TASK TO CARRY OUT: Can you pull out each line of the data below that includes the word "filename"?

━━━━━ DATA EXCERPTS

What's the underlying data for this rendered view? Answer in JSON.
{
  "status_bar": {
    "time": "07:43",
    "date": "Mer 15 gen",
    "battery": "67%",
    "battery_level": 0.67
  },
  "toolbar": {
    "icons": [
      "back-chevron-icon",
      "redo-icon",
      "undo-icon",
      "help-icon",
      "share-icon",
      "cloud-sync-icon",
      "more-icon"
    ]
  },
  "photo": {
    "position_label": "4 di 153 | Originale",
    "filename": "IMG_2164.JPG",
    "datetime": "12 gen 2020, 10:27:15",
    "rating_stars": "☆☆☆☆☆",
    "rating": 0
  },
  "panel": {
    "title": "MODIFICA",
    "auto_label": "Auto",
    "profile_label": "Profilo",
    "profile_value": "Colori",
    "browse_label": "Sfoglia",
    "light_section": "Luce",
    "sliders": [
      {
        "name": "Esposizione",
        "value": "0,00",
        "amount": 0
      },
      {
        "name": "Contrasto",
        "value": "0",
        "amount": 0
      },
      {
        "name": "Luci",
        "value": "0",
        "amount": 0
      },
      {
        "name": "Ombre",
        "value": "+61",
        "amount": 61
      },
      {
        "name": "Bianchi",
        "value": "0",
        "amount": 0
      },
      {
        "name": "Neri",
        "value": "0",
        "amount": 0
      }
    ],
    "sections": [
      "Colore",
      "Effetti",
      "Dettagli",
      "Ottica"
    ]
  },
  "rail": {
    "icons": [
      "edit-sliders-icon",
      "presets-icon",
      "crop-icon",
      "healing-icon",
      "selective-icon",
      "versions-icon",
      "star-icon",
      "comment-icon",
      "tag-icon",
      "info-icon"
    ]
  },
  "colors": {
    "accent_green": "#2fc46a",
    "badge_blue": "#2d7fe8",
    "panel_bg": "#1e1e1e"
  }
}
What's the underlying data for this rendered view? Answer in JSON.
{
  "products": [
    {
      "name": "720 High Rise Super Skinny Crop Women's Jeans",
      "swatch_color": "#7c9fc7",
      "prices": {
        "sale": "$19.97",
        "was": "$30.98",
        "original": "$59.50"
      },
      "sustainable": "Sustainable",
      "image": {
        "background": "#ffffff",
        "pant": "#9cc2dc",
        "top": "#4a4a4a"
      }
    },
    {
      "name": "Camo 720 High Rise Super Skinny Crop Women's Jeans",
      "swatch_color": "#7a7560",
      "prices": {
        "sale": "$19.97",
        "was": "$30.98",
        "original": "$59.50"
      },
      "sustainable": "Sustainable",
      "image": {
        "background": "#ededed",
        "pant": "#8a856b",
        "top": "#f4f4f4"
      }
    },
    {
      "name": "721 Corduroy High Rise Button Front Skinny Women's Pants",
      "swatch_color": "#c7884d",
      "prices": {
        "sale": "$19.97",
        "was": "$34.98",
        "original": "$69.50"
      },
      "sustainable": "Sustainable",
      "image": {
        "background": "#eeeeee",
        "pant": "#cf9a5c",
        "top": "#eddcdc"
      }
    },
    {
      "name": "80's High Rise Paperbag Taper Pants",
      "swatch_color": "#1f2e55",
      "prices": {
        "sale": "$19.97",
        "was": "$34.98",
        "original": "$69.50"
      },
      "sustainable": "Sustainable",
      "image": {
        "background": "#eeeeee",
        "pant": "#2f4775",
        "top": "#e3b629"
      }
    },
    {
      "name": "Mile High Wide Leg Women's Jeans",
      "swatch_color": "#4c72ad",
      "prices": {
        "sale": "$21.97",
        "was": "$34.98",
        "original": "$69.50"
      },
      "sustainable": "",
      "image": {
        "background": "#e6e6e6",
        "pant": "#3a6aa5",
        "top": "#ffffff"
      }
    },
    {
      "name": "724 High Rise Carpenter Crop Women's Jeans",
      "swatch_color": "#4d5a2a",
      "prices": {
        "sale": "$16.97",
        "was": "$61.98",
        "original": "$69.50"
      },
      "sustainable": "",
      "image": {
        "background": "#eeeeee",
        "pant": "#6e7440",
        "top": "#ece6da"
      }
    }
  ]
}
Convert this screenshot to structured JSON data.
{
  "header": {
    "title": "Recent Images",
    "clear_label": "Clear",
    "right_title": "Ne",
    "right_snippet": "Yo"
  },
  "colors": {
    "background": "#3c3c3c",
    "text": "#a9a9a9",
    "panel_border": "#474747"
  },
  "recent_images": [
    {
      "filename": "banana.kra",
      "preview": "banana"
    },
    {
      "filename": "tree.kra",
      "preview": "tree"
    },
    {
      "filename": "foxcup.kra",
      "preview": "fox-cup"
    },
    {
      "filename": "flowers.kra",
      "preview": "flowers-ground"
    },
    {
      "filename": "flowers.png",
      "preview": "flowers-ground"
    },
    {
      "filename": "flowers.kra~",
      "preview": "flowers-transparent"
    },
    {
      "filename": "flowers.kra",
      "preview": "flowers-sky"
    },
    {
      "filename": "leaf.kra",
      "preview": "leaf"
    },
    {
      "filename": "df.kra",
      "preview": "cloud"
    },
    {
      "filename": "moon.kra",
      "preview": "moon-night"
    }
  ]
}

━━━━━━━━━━

EXERCISE ANSWER:
    "filename": "IMG_2164.JPG",
      "filename": "banana.kra",
      "filename": "tree.kra",
      "filename": "foxcup.kra",
      "filename": "flowers.kra",
      "filename": "flowers.png",
      "filename": "flowers.kra~",
      "filename": "flowers.kra",
      "filename": "leaf.kra",
      "filename": "df.kra",
      "filename": "moon.kra",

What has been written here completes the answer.